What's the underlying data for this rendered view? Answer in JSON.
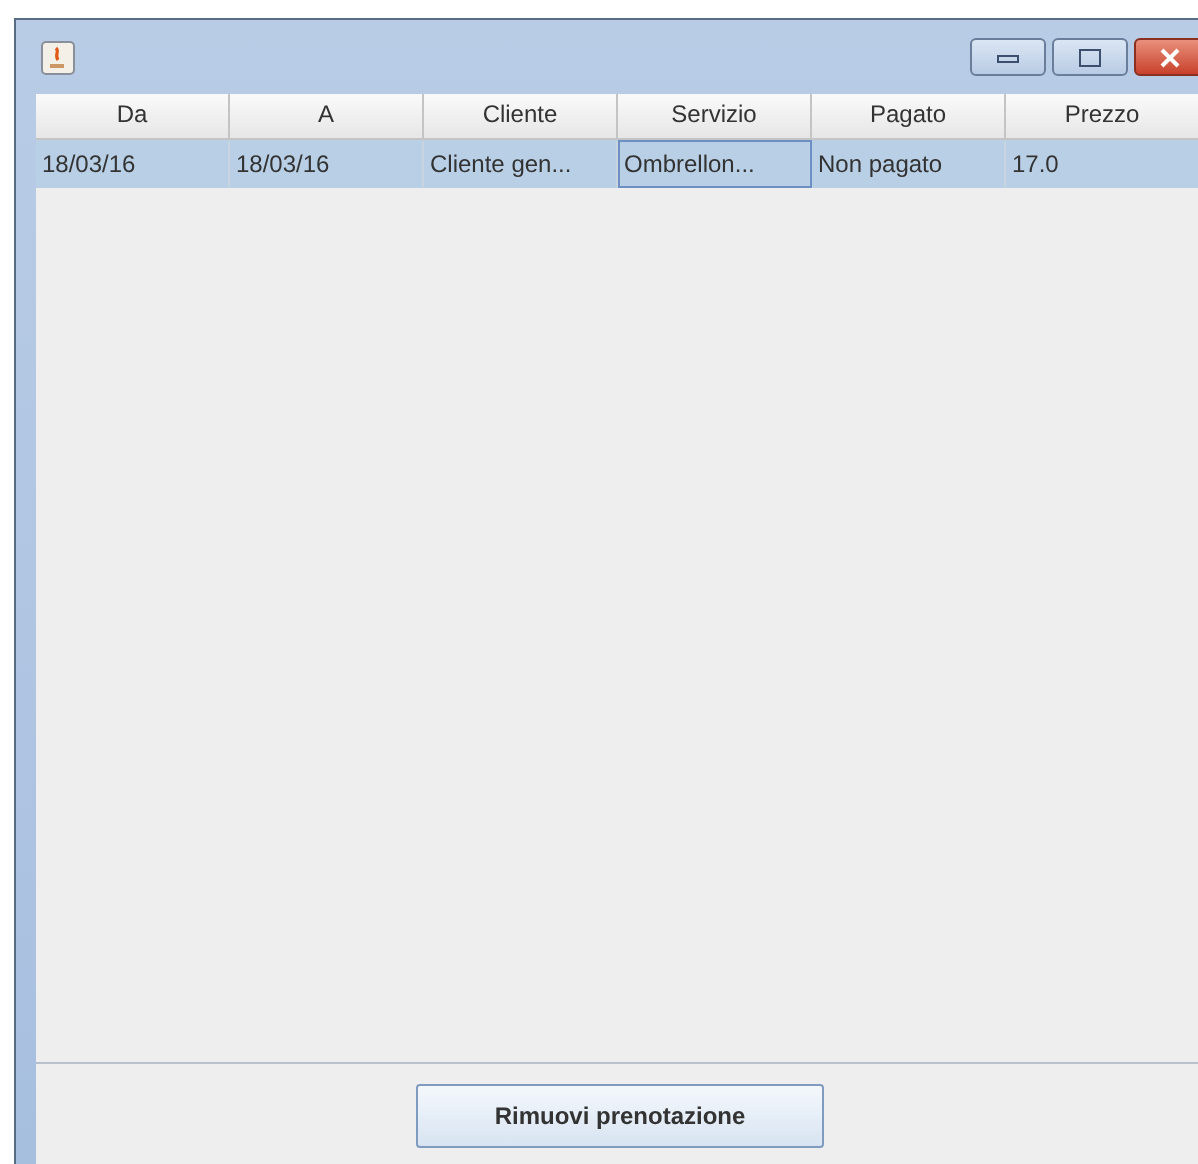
{
  "table": {
    "columns": [
      "Da",
      "A",
      "Cliente",
      "Servizio",
      "Pagato",
      "Prezzo"
    ],
    "rows": [
      {
        "selected": true,
        "cells": [
          {
            "text": "18/03/16",
            "focused": false
          },
          {
            "text": "18/03/16",
            "focused": false
          },
          {
            "text": "Cliente gen...",
            "focused": false
          },
          {
            "text": "Ombrellon...",
            "focused": true
          },
          {
            "text": "Non pagato",
            "focused": false
          },
          {
            "text": "17.0",
            "focused": false
          }
        ]
      }
    ]
  },
  "buttons": [
    "Rimuovi prenotazione"
  ]
}
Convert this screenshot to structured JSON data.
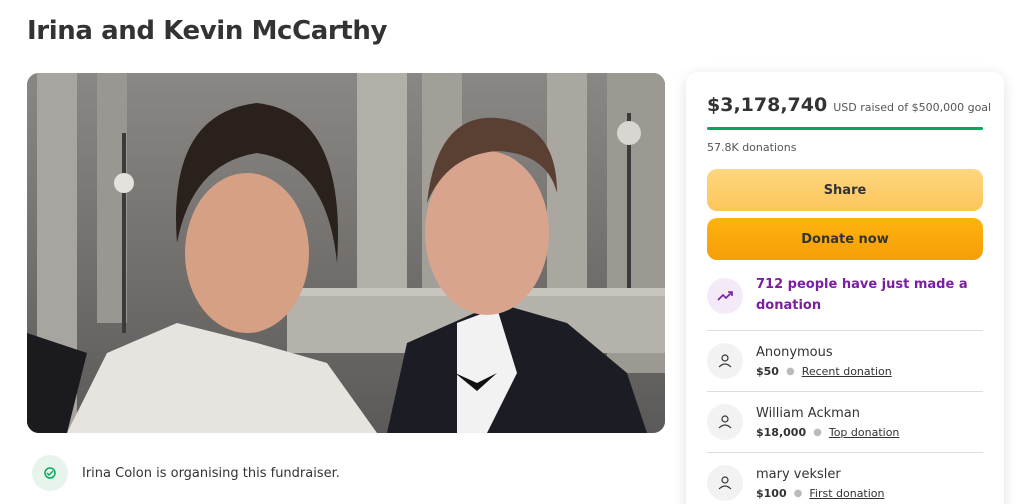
{
  "page": {
    "title": "Irina and Kevin McCarthy"
  },
  "organiser": {
    "text": "Irina Colon is organising this fundraiser."
  },
  "summary": {
    "amount": "$3,178,740",
    "goal_text": "USD raised of $500,000 goal",
    "progress_fraction": 1.0,
    "donations_count": "57.8K donations"
  },
  "buttons": {
    "share": "Share",
    "donate": "Donate now"
  },
  "activity": {
    "text": "712 people have just made a donation"
  },
  "donors": [
    {
      "name": "Anonymous",
      "amount": "$50",
      "type": "Recent donation"
    },
    {
      "name": "William Ackman",
      "amount": "$18,000",
      "type": "Top donation"
    },
    {
      "name": "mary veksler",
      "amount": "$100",
      "type": "First donation"
    }
  ],
  "colors": {
    "accent_green": "#02a95c",
    "share_yellow": "#fdcf6b",
    "donate_orange": "#f9a90c",
    "trend_purple": "#7a1fa2"
  },
  "icons": {
    "organiser": "hand-heart-icon",
    "trend": "trending-up-icon",
    "donor": "hand-heart-icon"
  }
}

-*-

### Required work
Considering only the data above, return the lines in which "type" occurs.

### Answer area
      "type": "Recent donation"
      "type": "Top donation"
      "type": "First donation"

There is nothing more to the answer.